Wysmykal Farm is a small, certified organic market garden in Chapman Settlement on the Northumberland Strait. Charles Ryan and Jessy Wysmyk own and operate the farm growing and selling organic vegetables and fruit through a Community Shared Agriculture (CSA) program and, in season, at the Pugwash Farmers’ Market and the Sackville Farmers’ Market in New Brunswick. The farm has been certified organic since 2010.
The arrival of COVID-19 prompted them to expand their sales channels to continue reaching their customers. “We’ve had a CSA program for almost as long as we’ve had the farm, and we still have one,” Jessy says. “And then, with the pandemic in 2020, we started to offer online ordering and home delivery as well. We’re still doing that through the winter, and we make deliveries every Wednesday.”
Jessy Wysmyk and Charles Ryan with their two children on the farm.
With two young children to care for, Charles and Jessy divide their farm responsibilities and typically work on separate days. During the main growing season, Charles is often in the fields or a greenhouse on Monday, Wednesday morning and Thursday, overseeing production work. Tuesday and Friday are harvest days, when Jessy oversees the harvesting, washing and packing. Both of them are involved in deliveries and attending farmers markets.
Charles’ background is in cooking, including a Cordon Bleu certificate. He also has a BA in English and Contemporary Studies from Kings University, a degree that, according to their website, “comes in handy when discussing metaphysics over 800 feet of carrot weeding.” He has served on the boards of the Organic Federation of Canada, ACORN, and the Cumberland Chapter of the Nova Scotia Federation of Agriculture (NSFA).
Jessy oversees much of the farm administration and is the harvest manager.

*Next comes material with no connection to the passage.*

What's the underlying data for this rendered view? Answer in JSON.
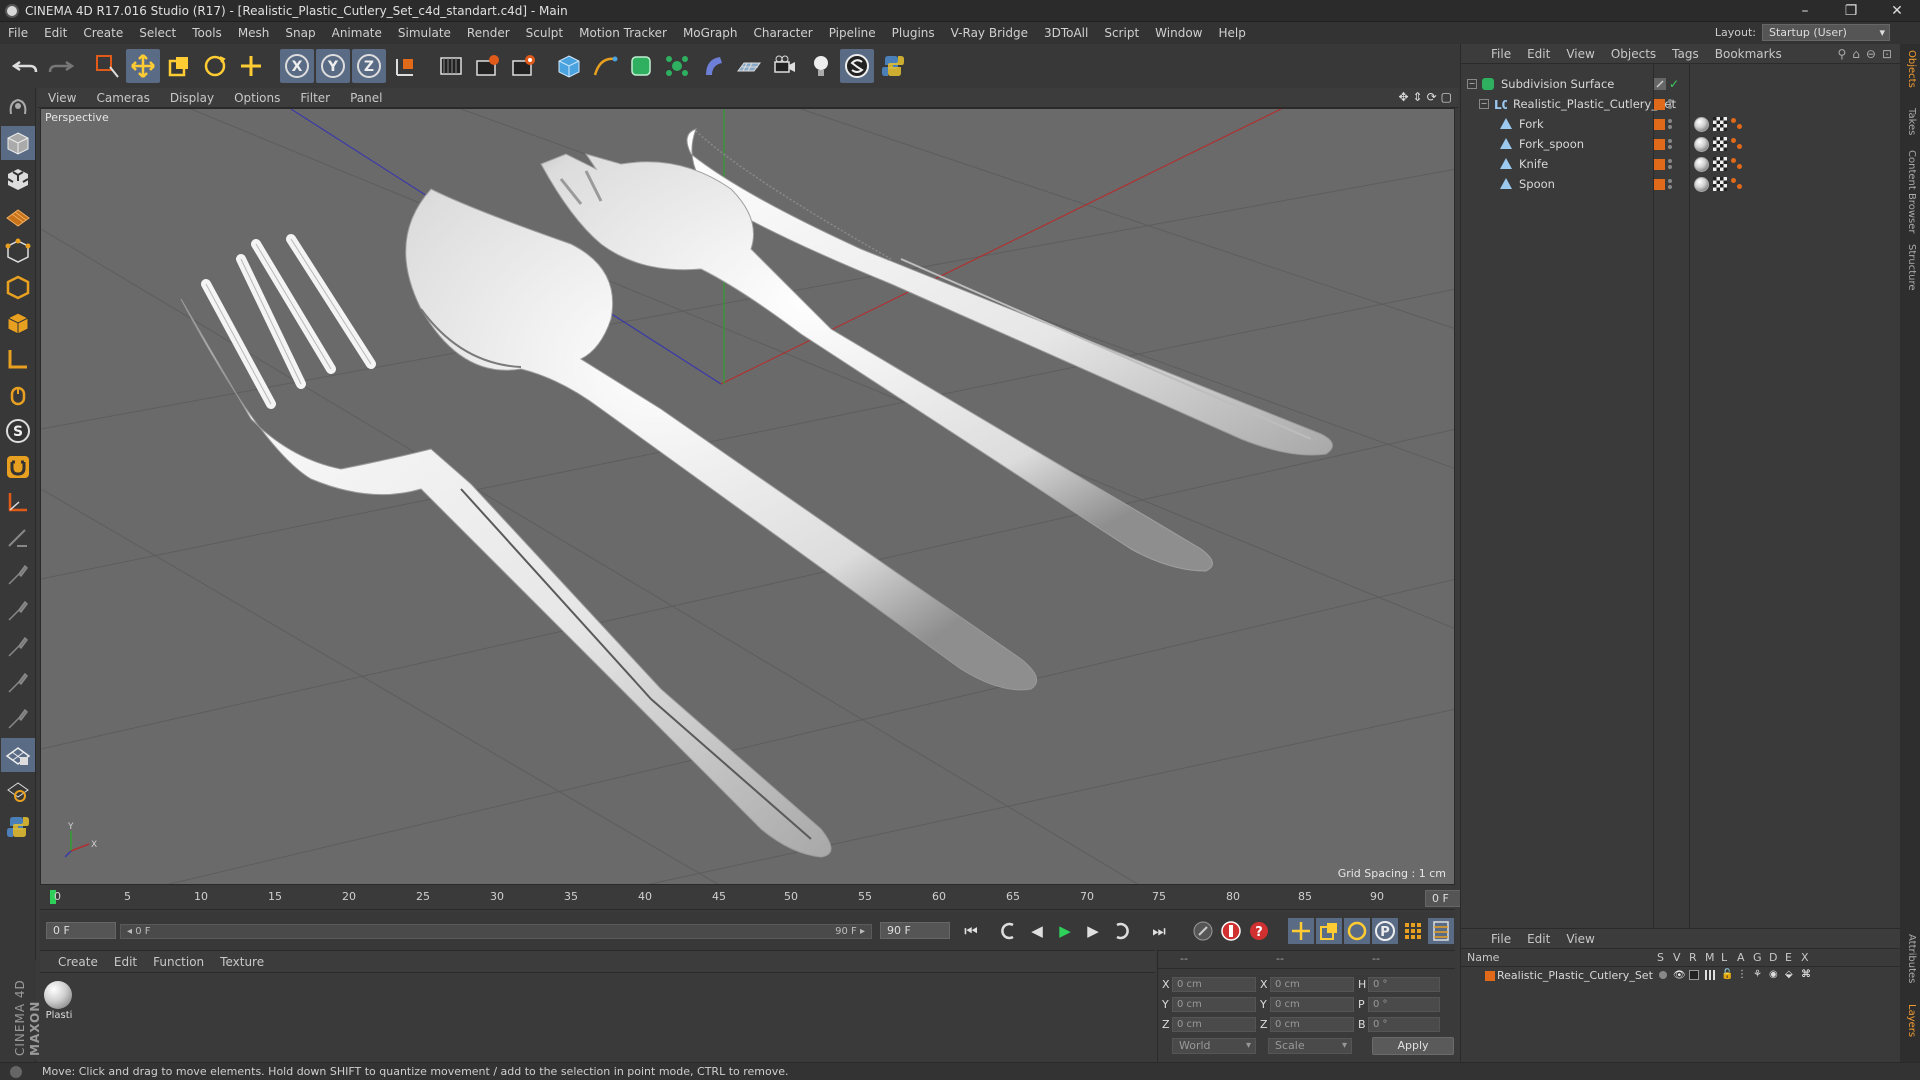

She has a BSc in Marine Biology and Environmental Science from Dalhousie University. “Although I didn’t study farming, I was interested in ecology,” she says. “I became interested in organic foods before we started the farm, and that’s how I wanted to farm.” Jessy also serves on the boards of the Sackville Farmers Market and the Cumberland Chapter of the NSFA.
A loan from the Farm Loan Board helped buy a second large greenhouse for growing winter greens.
A loan from the Nova Scotia Farm Loan Board helped them buy a second large greenhouse – 30 by 100 feet – and expand what they could offer their customers year-round. “A couple of years ago we started growing spinach and other cold-hardy greens in one of our greenhouses through the winter,” Jessy says. “Winter greens are a big opportunity in our region; there’s a good demand and not many local producers. This greenhouse allowed us to increase our production to serve the market that was already there.”
Their experience with the Farm Loan Board was positive, she says. “They were willing to answer our questions and provide us with some options to consider. The loan officer was a nice person to deal with.”